Alternatives to Traditional Hospital Birth
If the idea of a traditional hospital birth does not appeal to you, a variety of options are available that offer you a choice about how to manage your pain and get through labor. It's important to note that these methods and styles of birth are not ruled out in a hospital. Many hospitals support these types of methods. You might also consider a birth center, where alternative methods of pain management are encouraged.
Hypnobirthing is a relaxation technique that uses hypnosis to help a woman control pain during labor. The idea behind the concept is that tension increases pain. If a woman can remain relaxed through the use of hypnosis, she will feel less pain, and her labor will progress more smoothly.
Hypnobirthing also incorporates other commonly used techniques, such as visualization and breathing, to create relaxation. You can work with a hypnotherapist during your pregnancy only, or you can also have the hypnotherapist accompany you to a birth center or hospital for your birth.
How successful is a home birth likely to be?
Studies show that women who have previously had children are the most likely to have a successful home birth. One U.K. study showed that only 10 percent of women who gave birth previously were transferred to a hospital, compared to 40 percent of first-time mothers.
In water birth, a woman labors and delivers in a tub of warm water. The warmth of the water is soothing and is meant to ease pain. The baby is delivered under water, which is thought to be less stressful. Other advantages that are cited include reduced stress and anxiety during labor, pain relief, more rapid labor, and increased elasticity of vaginal and vulvar tissues, which makes labor easier and reduces tearing. You can purchase portable water-birth pools for use at a home birth or hospital birth.
One of the key concerns with water birth used to be the inability to monitor the labor, but there are now waterproof monitoring devices available that allow continuous or intermittent monitoring during birth. Babies who experience stress during labor due to umbilical cord compression or hypoxia (low oxygen) may gasp before the umbilical cord is cut and may suffer from water aspiration and even drowning. The warm water may keep the uterus from contracting effectively, predisposing the woman to postpartum hemorrhage. There is also a theoretical risk of maternal water embolism and breaking of the umbilical cord at birth.
There is considerable disagreement in the United States about the safety and advisability of water births. The American College of Obstetrics and Gynecology has not endorsed water birth because there is a lack of data proving its safety. Most hospitals in the United States do not permit water births, so most are performed by midwives or in birthing centers.
For more information about water birth, contact Water Birth International.
Obviously, the final word is not in on water deliveries. It is important that you inform yourself and get several opinions as well as information about outcome rates (success rates) in the center that offers the procedure.
A birth ball is a large air-filled ball similar to a large exercise ball. A woman sits on the ball during labor, and the position is believed to help open the pelvis and decrease discomfort. Some hospitals have birthing balls. Most birth centers do. You can purchase a birth ball for use at a home birth or at a facility.

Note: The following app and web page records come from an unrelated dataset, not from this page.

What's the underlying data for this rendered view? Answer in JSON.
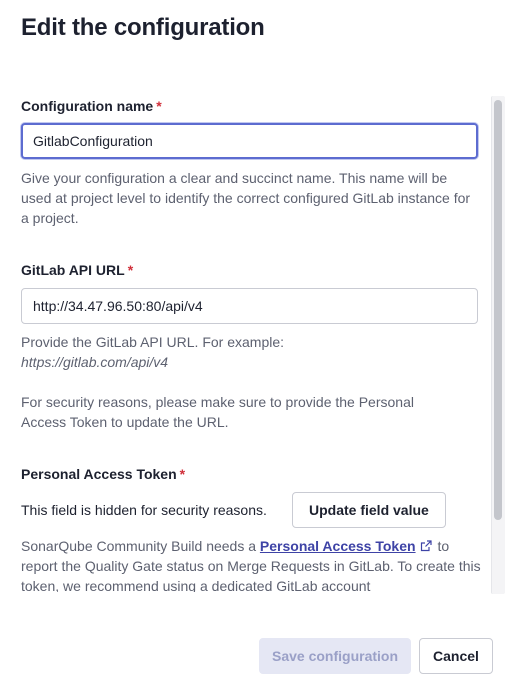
{
  "dialog": {
    "title": "Edit the configuration"
  },
  "form": {
    "config_name": {
      "label": "Configuration name",
      "required_mark": "*",
      "value": "GitlabConfiguration",
      "help": "Give your configuration a clear and succinct name. This name will be used at project level to identify the correct configured GitLab instance for a project."
    },
    "api_url": {
      "label": "GitLab API URL",
      "required_mark": "*",
      "value": "http://34.47.96.50:80/api/v4",
      "help_prefix": "Provide the GitLab API URL. For example:",
      "help_example": "https://gitlab.com/api/v4",
      "security_note": "For security reasons, please make sure to provide the Personal Access Token to update the URL."
    },
    "token": {
      "label": "Personal Access Token",
      "required_mark": "*",
      "hidden_text": "This field is hidden for security reasons.",
      "update_button": "Update field value",
      "help_prefix": "SonarQube Community Build needs a ",
      "help_link": "Personal Access Token",
      "help_suffix": " to report the Quality Gate status on Merge Requests in GitLab. To create this token, we recommend using a dedicated GitLab account"
    }
  },
  "footer": {
    "save_label": "Save configuration",
    "cancel_label": "Cancel"
  },
  "icons": {
    "external_link": "external-link-icon"
  },
  "colors": {
    "required": "#d02f3a",
    "link": "#3e43a6",
    "focus_border": "#5d6cd0",
    "primary_disabled_bg": "#e5e7f4",
    "primary_disabled_text": "#9aa0c7"
  }
}
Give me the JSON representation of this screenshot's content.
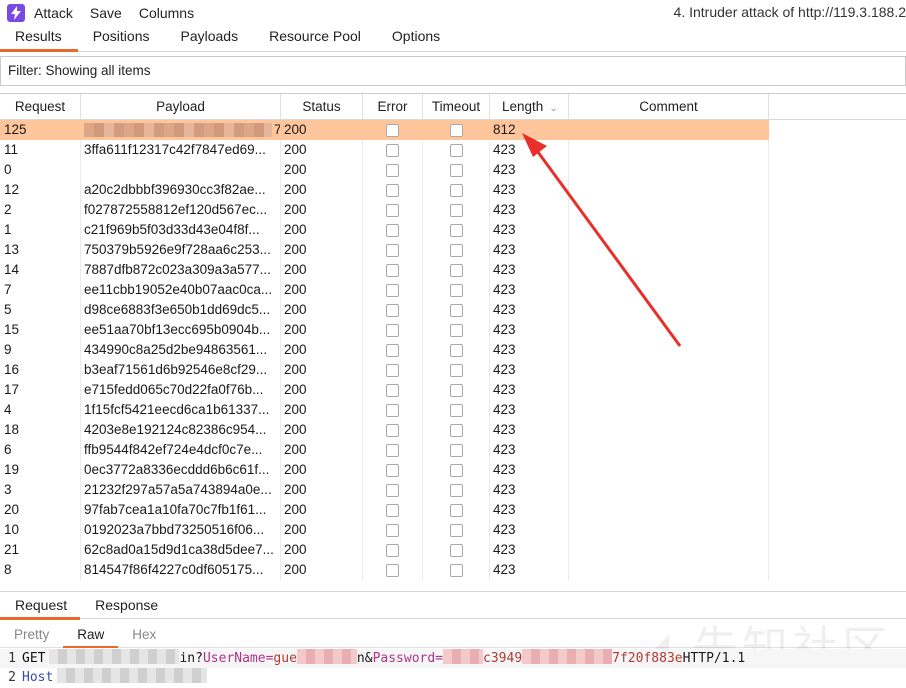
{
  "menu": {
    "items": [
      "Attack",
      "Save",
      "Columns"
    ],
    "window_title": "4. Intruder attack of http://119.3.188.2"
  },
  "tabs": [
    "Results",
    "Positions",
    "Payloads",
    "Resource Pool",
    "Options"
  ],
  "filter": {
    "text": "Filter: Showing all items"
  },
  "table": {
    "columns": [
      "Request",
      "Payload",
      "Status",
      "Error",
      "Timeout",
      "Length",
      "Comment"
    ],
    "rows": [
      {
        "request": "125",
        "payload": "7...",
        "status": "200",
        "length": "812",
        "selected": true
      },
      {
        "request": "11",
        "payload": "3ffa611f12317c42f7847ed69...",
        "status": "200",
        "length": "423"
      },
      {
        "request": "0",
        "payload": "",
        "status": "200",
        "length": "423"
      },
      {
        "request": "12",
        "payload": "a20c2dbbbf396930cc3f82ae...",
        "status": "200",
        "length": "423"
      },
      {
        "request": "2",
        "payload": "f027872558812ef120d567ec...",
        "status": "200",
        "length": "423"
      },
      {
        "request": "1",
        "payload": "c21f969b5f03d33d43e04f8f...",
        "status": "200",
        "length": "423"
      },
      {
        "request": "13",
        "payload": "750379b5926e9f728aa6c253...",
        "status": "200",
        "length": "423"
      },
      {
        "request": "14",
        "payload": "7887dfb872c023a309a3a577...",
        "status": "200",
        "length": "423"
      },
      {
        "request": "7",
        "payload": "ee11cbb19052e40b07aac0ca...",
        "status": "200",
        "length": "423"
      },
      {
        "request": "5",
        "payload": "d98ce6883f3e650b1dd69dc5...",
        "status": "200",
        "length": "423"
      },
      {
        "request": "15",
        "payload": "ee51aa70bf13ecc695b0904b...",
        "status": "200",
        "length": "423"
      },
      {
        "request": "9",
        "payload": "434990c8a25d2be94863561...",
        "status": "200",
        "length": "423"
      },
      {
        "request": "16",
        "payload": "b3eaf71561d6b92546e8cf29...",
        "status": "200",
        "length": "423"
      },
      {
        "request": "17",
        "payload": "e715fedd065c70d22fa0f76b...",
        "status": "200",
        "length": "423"
      },
      {
        "request": "4",
        "payload": "1f15fcf5421eecd6ca1b61337...",
        "status": "200",
        "length": "423"
      },
      {
        "request": "18",
        "payload": "4203e8e192124c82386c954...",
        "status": "200",
        "length": "423"
      },
      {
        "request": "6",
        "payload": "ffb9544f842ef724e4dcf0c7e...",
        "status": "200",
        "length": "423"
      },
      {
        "request": "19",
        "payload": "0ec3772a8336ecddd6b6c61f...",
        "status": "200",
        "length": "423"
      },
      {
        "request": "3",
        "payload": "21232f297a57a5a743894a0e...",
        "status": "200",
        "length": "423"
      },
      {
        "request": "20",
        "payload": "97fab7cea1a10fa70c7fb1f61...",
        "status": "200",
        "length": "423"
      },
      {
        "request": "10",
        "payload": "0192023a7bbd73250516f06...",
        "status": "200",
        "length": "423"
      },
      {
        "request": "21",
        "payload": "62c8ad0a15d9d1ca38d5dee7...",
        "status": "200",
        "length": "423"
      },
      {
        "request": "8",
        "payload": "814547f86f4227c0df605175...",
        "status": "200",
        "length": "423"
      }
    ]
  },
  "bottom_tabs": [
    "Request",
    "Response"
  ],
  "view_tabs": [
    "Pretty",
    "Raw",
    "Hex"
  ],
  "code": {
    "line1_no": "1",
    "line1_get": "GET",
    "line1_path_tail": "in?",
    "line1_user_key": "UserName=",
    "line1_user_val": "gue",
    "line1_pass_sep": "n&",
    "line1_pass_key": "Password=",
    "line1_pass_frag": "c3949",
    "line1_tail_hash": "7f20f883e",
    "line1_proto": " HTTP/1.1",
    "line2_no": "2",
    "line2_key": "Host"
  },
  "colors": {
    "accent": "#e8692a",
    "selected_row": "#ffc59b",
    "annotation_arrow": "#e8302a"
  }
}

Although the most common position for giving birth is lying on your back with your legs elevated, there are a variety of other positions that might feel comfortable for you or be effective. Laboring on your hands and knees can be helpful for back labor. Standing, walking, swaying, and leaning are other positions that can be helpful. Squatting can also work for some women. If you are giving birth in a hospital, you need to speak up about your preferences for delivery.